Tetanus occurs when a wound becomes infected with bacterial spores of Clostridium tetani. Spores are found in the soil. Once in the wound the spores germinate, multiply and produce a very powerful poison which affects the muscles. Some cases of tetanus occur from wounds that are so small they are not noticed. Horses are the most susceptible of all domestic animals to tetanus. An affected horse moves with a stiff-legged gait, often with the tail held out stiffly and the ears pricked. As the disease progresses the muscles become so rigid and stiff that the horse may fall and not be able to get up again. Convulsions may occur and death is caused by paralysis of the breathing muscles. Treatment is difficult, time consuming, very expensive and often unsuccessful. It involves the use of tetanus antitoxin to neutralise unbound circulating toxin, penicillin to prevent further growth of C. tetani, muscle relaxants to relax the rigid muscles, and supportive therapy until the toxin is eliminated or destroyed.

Vaccination is the only way to provide safe, effective long-term protection against tetanus. If an unvaccinated horse is injured, tetanus antitoxin should be administered to provide immediate but short-term (3 weeks) protection. At the same time a vaccination program should be commenced to develop long-lasting immunity.

The tetanus vaccine may be administered intramuscularly on one side of the neck, while the tetanus antitoxin is injected subcutaneously on the other side of the neck. A separate syringe and needle should be used for each product. This will result in both immediate and long lasting protection.

Vaccination is the only way to provide long term protection against tetanus. For all horses and foals, three months of age and above, the primary vaccination course consists of two injections four weeks apart, followed up by a booster dose one year later. Boosters after this are recommended every five years.

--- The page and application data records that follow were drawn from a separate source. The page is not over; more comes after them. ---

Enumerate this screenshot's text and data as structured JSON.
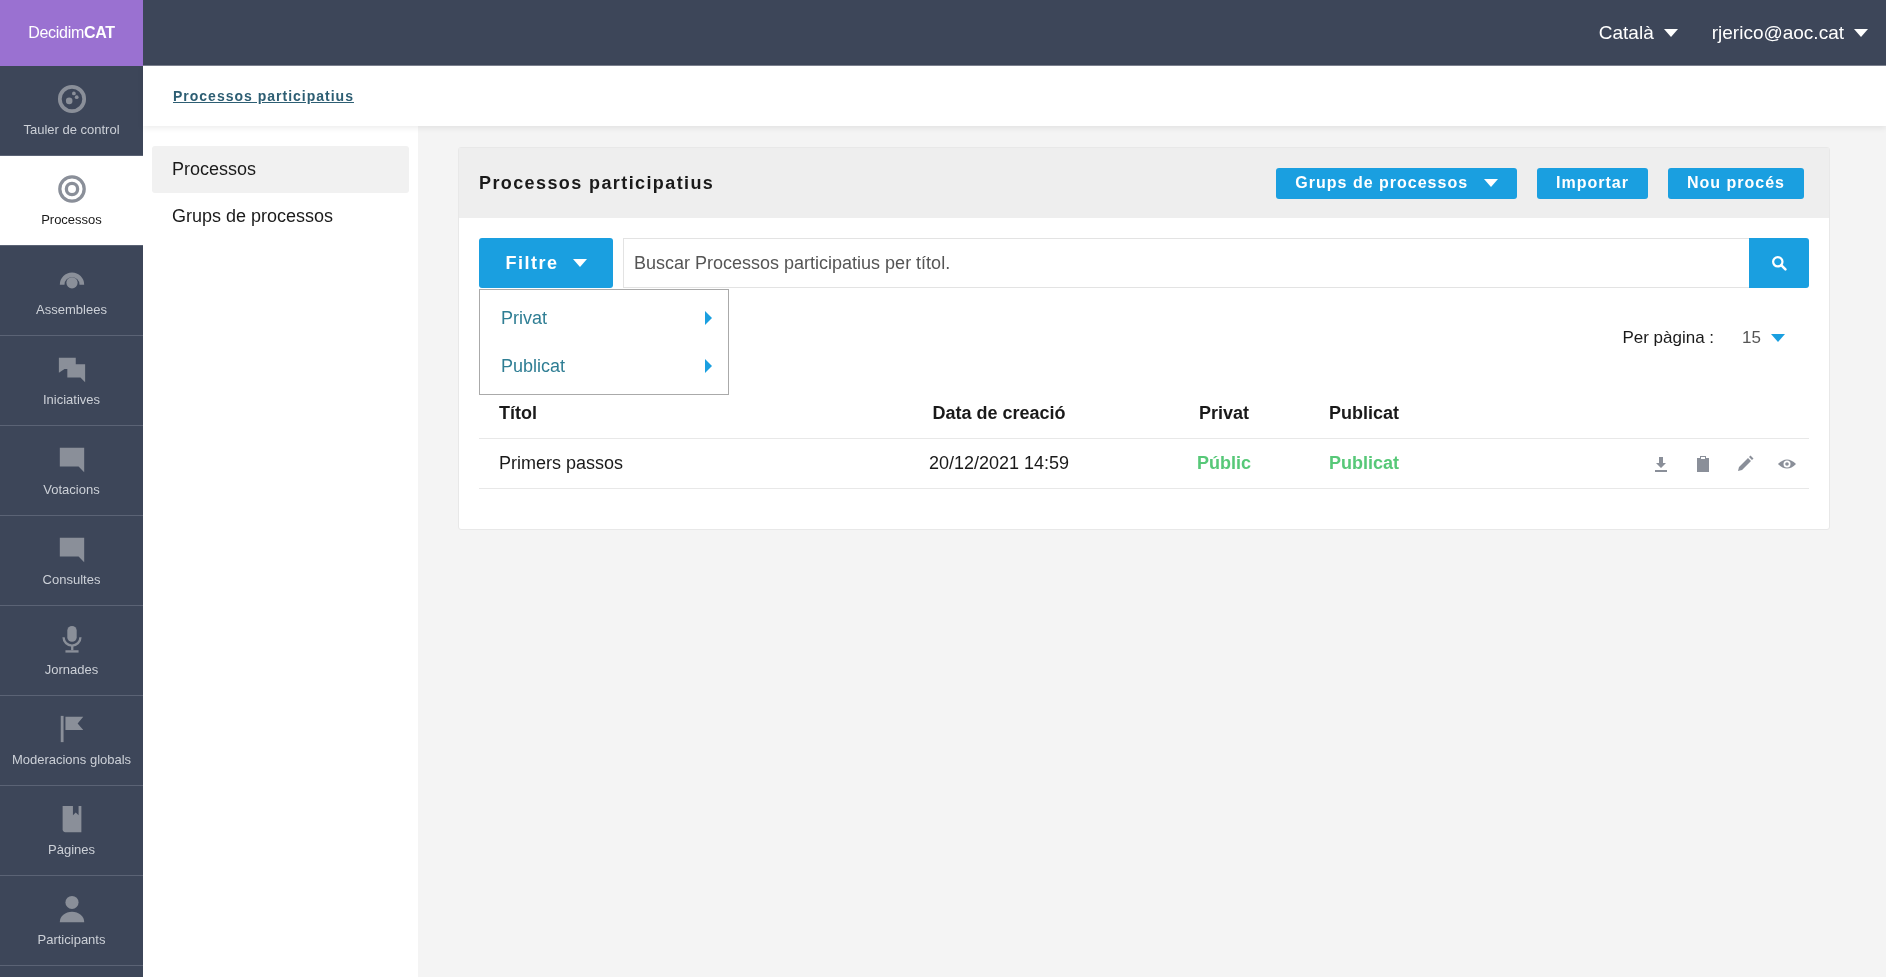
{
  "brand": {
    "name": "Decidim",
    "suffix": "CAT"
  },
  "topbar": {
    "language": "Català",
    "user": "rjerico@aoc.cat"
  },
  "sidebar": {
    "items": [
      {
        "label": "Tauler de control",
        "selected": false
      },
      {
        "label": "Processos",
        "selected": true
      },
      {
        "label": "Assemblees",
        "selected": false
      },
      {
        "label": "Iniciatives",
        "selected": false
      },
      {
        "label": "Votacions",
        "selected": false
      },
      {
        "label": "Consultes",
        "selected": false
      },
      {
        "label": "Jornades",
        "selected": false
      },
      {
        "label": "Moderacions globals",
        "selected": false
      },
      {
        "label": "Pàgines",
        "selected": false
      },
      {
        "label": "Participants",
        "selected": false
      }
    ]
  },
  "breadcrumb": "Processos participatius",
  "secondary_nav": {
    "items": [
      {
        "label": "Processos",
        "selected": true
      },
      {
        "label": "Grups de processos",
        "selected": false
      }
    ]
  },
  "panel": {
    "title": "Processos participatius",
    "buttons": [
      {
        "label": "Grups de processos",
        "dropdown": true
      },
      {
        "label": "Importar",
        "dropdown": false
      },
      {
        "label": "Nou procés",
        "dropdown": false
      }
    ],
    "filter": {
      "label": "Filtre",
      "menu": [
        "Privat",
        "Publicat"
      ]
    },
    "search": {
      "placeholder": "Buscar Processos participatius per títol."
    },
    "per_page": {
      "label": "Per pàgina :",
      "value": "15"
    },
    "table": {
      "columns": [
        "Títol",
        "Data de creació",
        "Privat",
        "Publicat"
      ],
      "rows": [
        {
          "title": "Primers passos",
          "created": "20/12/2021 14:59",
          "private": "Públic",
          "published": "Publicat"
        }
      ]
    }
  }
}
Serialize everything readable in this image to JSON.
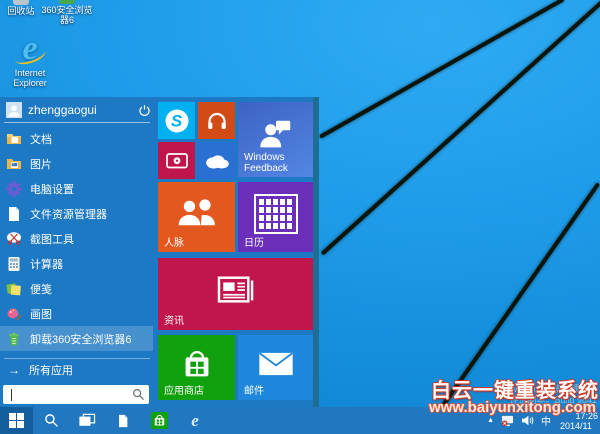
{
  "desktop": {
    "icons": {
      "recycle_bin": "回收站",
      "browser360": "360安全浏览器6",
      "ie": "Internet Explorer"
    },
    "watermark_title": "白云一键重装系统",
    "watermark_url": "www.baiyunxitong.com",
    "eval_line1": "Windows 技术预览版",
    "eval_line2": "评估副本。Build 9841"
  },
  "start_menu": {
    "user_name": "zhenggaogui",
    "items": [
      {
        "icon": "documents-folder-icon",
        "label": "文档"
      },
      {
        "icon": "pictures-folder-icon",
        "label": "图片"
      },
      {
        "icon": "gear-icon",
        "label": "电脑设置"
      },
      {
        "icon": "file-explorer-icon",
        "label": "文件资源管理器"
      },
      {
        "icon": "snipping-tool-icon",
        "label": "截图工具"
      },
      {
        "icon": "calculator-icon",
        "label": "计算器"
      },
      {
        "icon": "sticky-notes-icon",
        "label": "便笺"
      },
      {
        "icon": "paint-icon",
        "label": "画图"
      },
      {
        "icon": "uninstall-bin-icon",
        "label": "卸载360安全浏览器6"
      }
    ],
    "all_apps_label": "所有应用",
    "search_placeholder": "",
    "tiles": {
      "skype_letter": "S",
      "windows_feedback": "Windows Feedback",
      "people": "人脉",
      "calendar": "日历",
      "news": "资讯",
      "store": "应用商店",
      "mail": "邮件"
    }
  },
  "taskbar": {
    "ie_letter": "e",
    "tray": {
      "language": "中",
      "time": "17:26",
      "date": "2014/11"
    }
  },
  "colors": {
    "desktop_blue": "#1f9ce9",
    "menu_bg": "#1e79c4",
    "menu_edge": "#1d6d94",
    "taskbar_bg": "#2278c0",
    "start_button_bg": "#135d9d",
    "tile_skype": "#00b0f0",
    "tile_music": "#d24b17",
    "tile_feedback": "#4472d8",
    "tile_camera": "#c0154a",
    "tile_onedrive": "#2a6fd2",
    "tile_people": "#e2581f",
    "tile_calendar": "#6c2fb9",
    "tile_news": "#c0164b",
    "tile_store": "#12a10e",
    "tile_mail": "#1e87dc",
    "watermark_red": "#d8341c"
  }
}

This is a highly contagious respiratory disease caused by the bacterium Streptoccocus equi that causes fever, swollen lymph nodes, thick nasal discharge and difficulty breathing and eating. Most cases heal with no complications but some animals become carriers and others can suffer joint, lung or heart damage and in some cases death. The bacterium can spread between horses sharing floats, yards and tack so competition horses are at greatest risk of catching the disease. Strangles can be prevented with vaccination, initially three vaccinations given 2 weeks apart, followed up with an annual booster. Tetanus vaccine can be given at the same time. As with most diseases prevention is the best was of managing strangles.